  • If you are heading to Thanksgiving with family or friends, don’t forget a few basic etiquette tips, courtesy of thekitchn.com!
  • Let your host know well in advance if you have specific dietary needs, such as food allergies, gluten-free, vegetarian, etc. Better yet, offer to bring a dish to address these needs so your host doesn’t have to plan additional cooking.
  • If you are bringing a dish, be sure to supply your own serving bowl and utensils.
  • Bring a thank you gift. It can be something as simple as a bottle of wine or a candle or flowers for the dinner table, or some breakfast items for the host to use the following morning, such as cinnamon rolls, sausages, and juice.
  • Don’t arrive early, but don’t be more than 30 minutes late, either!
  • Offer to help with the cooking, and especially with the cleanup!
  • Be an attentive guest; have your phone handy for pictures, but otherwise, leave it off!
  • Be gracious. Even if the food is not to your liking, keep it to yourself.
  • Don’t forget to say thank you, and even consider dropping a note in the mail.

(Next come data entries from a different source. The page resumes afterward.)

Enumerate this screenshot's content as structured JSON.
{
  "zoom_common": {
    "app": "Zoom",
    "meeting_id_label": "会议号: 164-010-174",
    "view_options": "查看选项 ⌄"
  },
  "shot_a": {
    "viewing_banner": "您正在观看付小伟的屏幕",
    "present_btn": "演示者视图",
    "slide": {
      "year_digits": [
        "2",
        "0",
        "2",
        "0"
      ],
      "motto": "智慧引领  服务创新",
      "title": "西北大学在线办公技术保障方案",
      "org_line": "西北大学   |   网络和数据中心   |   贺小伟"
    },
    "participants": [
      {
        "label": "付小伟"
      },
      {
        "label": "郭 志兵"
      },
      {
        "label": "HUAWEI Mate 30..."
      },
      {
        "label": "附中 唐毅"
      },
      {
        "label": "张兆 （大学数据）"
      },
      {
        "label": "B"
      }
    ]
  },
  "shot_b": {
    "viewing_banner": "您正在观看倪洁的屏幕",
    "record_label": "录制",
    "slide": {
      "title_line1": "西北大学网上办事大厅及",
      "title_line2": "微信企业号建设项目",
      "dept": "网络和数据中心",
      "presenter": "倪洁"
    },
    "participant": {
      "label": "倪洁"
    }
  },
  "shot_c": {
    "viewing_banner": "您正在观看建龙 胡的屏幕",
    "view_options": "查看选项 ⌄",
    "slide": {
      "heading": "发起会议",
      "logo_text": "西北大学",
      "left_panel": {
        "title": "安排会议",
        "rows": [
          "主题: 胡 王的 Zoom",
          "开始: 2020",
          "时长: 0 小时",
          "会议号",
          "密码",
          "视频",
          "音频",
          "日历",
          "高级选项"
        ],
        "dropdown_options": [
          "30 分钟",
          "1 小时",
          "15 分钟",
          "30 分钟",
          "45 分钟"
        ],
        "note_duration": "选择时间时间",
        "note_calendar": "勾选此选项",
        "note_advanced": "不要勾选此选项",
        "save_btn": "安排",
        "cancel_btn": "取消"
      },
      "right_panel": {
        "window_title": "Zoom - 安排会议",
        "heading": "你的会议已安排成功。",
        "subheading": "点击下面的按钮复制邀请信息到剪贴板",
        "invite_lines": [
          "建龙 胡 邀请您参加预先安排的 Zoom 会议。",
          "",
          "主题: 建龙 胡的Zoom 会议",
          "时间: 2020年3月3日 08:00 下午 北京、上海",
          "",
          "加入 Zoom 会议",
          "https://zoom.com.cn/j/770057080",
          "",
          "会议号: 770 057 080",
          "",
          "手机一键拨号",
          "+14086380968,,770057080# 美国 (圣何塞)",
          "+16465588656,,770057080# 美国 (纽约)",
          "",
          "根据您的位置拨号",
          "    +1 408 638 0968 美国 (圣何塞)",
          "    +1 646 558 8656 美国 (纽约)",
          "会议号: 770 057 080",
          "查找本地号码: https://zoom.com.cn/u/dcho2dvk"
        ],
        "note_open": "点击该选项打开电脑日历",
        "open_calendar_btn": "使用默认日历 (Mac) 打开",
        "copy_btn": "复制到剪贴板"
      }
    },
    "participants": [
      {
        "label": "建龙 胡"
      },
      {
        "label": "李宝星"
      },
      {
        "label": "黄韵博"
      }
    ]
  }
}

For the traveler:

  • The day before Thanksgiving is one of the busiest traveling days of the year! But with proper planning, you can navigate it like a pro.
  • If you are having a short trip home for the holiday, pack a carry-on and don’t check luggage. Not only will you save money on baggage fees, you will have assurance your luggage arrives at the same place and time you do!
  • Check in and print your boarding pass at home. This saves a stop at the airline desk once you reach the airport.
  • Be ready for TSA: wear slip-on shoes, remove your jacket, empty your pockets, and prepare your laptop before you get to the conveyor. Remember to leave all liquids over three ounces behind, too!
  • Expect a delay. Have your phone or tablet loaded up with books, music, movies, and games to help pass the time if your flight is delayed. Don’t forget your headphones or earbuds! Since power outlets aren’t always available, bring a portable battery pack along with your charging cable.
  • Stay comfortable. Snacks, tissues, gum, medication for headaches or upset stomachs, and a travel pillow can all make a difference in your traveling experience. Airports and planes are notoriously chilly, so even a light blanket can be worth space in your travel bag.

For the pets:

Our pets probably love Thanksgiving for the smells alone. But the smells should be all they experience! The Maryland SPCA has some great advice…when it comes to Thanksgiving food, just say NO:

  • No turkey drumsticks: the bones can splinter and lodge in or puncture your pet’s digestive tract.
  • No stuffing: sage and other herbs used in Thanksgiving stuffing have oils and resins that can cause upset stomachs and even nervous system problems. It also can contain onion and garlic, which are toxic to dogs.
  • No pumpkin pie: this treat often contains nutmeg, which can cause nervous system issues and can even be fatal.
  • Not even table scraps! Your pet isn’t used to fatty, rich foods, and they can end up with stomach cramps and diarrhea, or worse conditions like pancreatitis.

Most important, remember to take some time to relax and enjoy yourself! Spending time with friends and family is one of the best parts of the Thanksgiving holiday!